He says things that are true even when they’re not expedient, and while everyone on the national stage has a healthy ego, he gets such great mileage out of his self-deprecating wit that others might consider his example. His commitment to human rights and his deep understanding that torture isn’t only a betrayal of our values, but one that yields nothing useful, are also in far-too-short supply.
Yes, he picked Sarah Palin as his 2008 running mate; even heroes make mistakes. But he has also taken on his party when it wasn’t easy — running on campaign finance reform and against unaffordable tax cuts, for instance, in his 2000 presidential campaign.
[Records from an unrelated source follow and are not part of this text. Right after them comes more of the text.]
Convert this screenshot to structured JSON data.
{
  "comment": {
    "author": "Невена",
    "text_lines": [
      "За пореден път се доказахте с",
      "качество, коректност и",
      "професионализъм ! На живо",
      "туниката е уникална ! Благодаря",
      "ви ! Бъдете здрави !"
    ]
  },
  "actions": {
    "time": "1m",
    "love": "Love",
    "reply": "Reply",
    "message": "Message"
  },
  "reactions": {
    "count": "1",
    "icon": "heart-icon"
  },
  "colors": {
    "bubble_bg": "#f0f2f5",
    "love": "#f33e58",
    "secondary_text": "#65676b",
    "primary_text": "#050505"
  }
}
And he continues to criticize the current Republican president, even since his diagnosis tweeting about the most recent suicide bombing in Kabul, which killed 24 and left dozens more wounded: “Disgraceful we still have no strategy for #Afghanistan.” Of the Polish strongman President Trump so admires, he tweeted “U.S. & #Poland must honor commitment to democracy & rule of law.”
Many of his part-time admirers on the left like him only on the days he agrees with them. And I do understand why they wanted his head, scars and all, after his perplexing votes enabling legislation that he himself called “a shell.” But he deserves my respect even on the days when what his internal hall monitor whispers to him isn’t the same thing mine tells me.
It isn’t just a historical, biographical fact that after he was shot down over North Vietnam, he stood up to years of torture and refused to be released ahead of his fellow POWs just because his daddy was a big-deal admiral. Throughout his public life, he has adhered to a code that some of his colleagues can’t even seem to crack, much less live by.
And beyond his important decision to join GOP Sens. Lisa Murkowski of Alaska and Susan Collins of Maine in circumventing complete health care mayhem, the overarching legacy of the man his daughter Meghan McCain has called “a warrior at dusk” will be that to a degree that sets him apart, he has steered by his own stars, and even when those took him off course, he owned that, too.
In a Tuesday floor speech that was 100-proof McCain, he admonished Rs and Ds to start working together again to reach compromises that, while imperfect, contribute to the common good. Just like him.
This column first appeared in USA Today.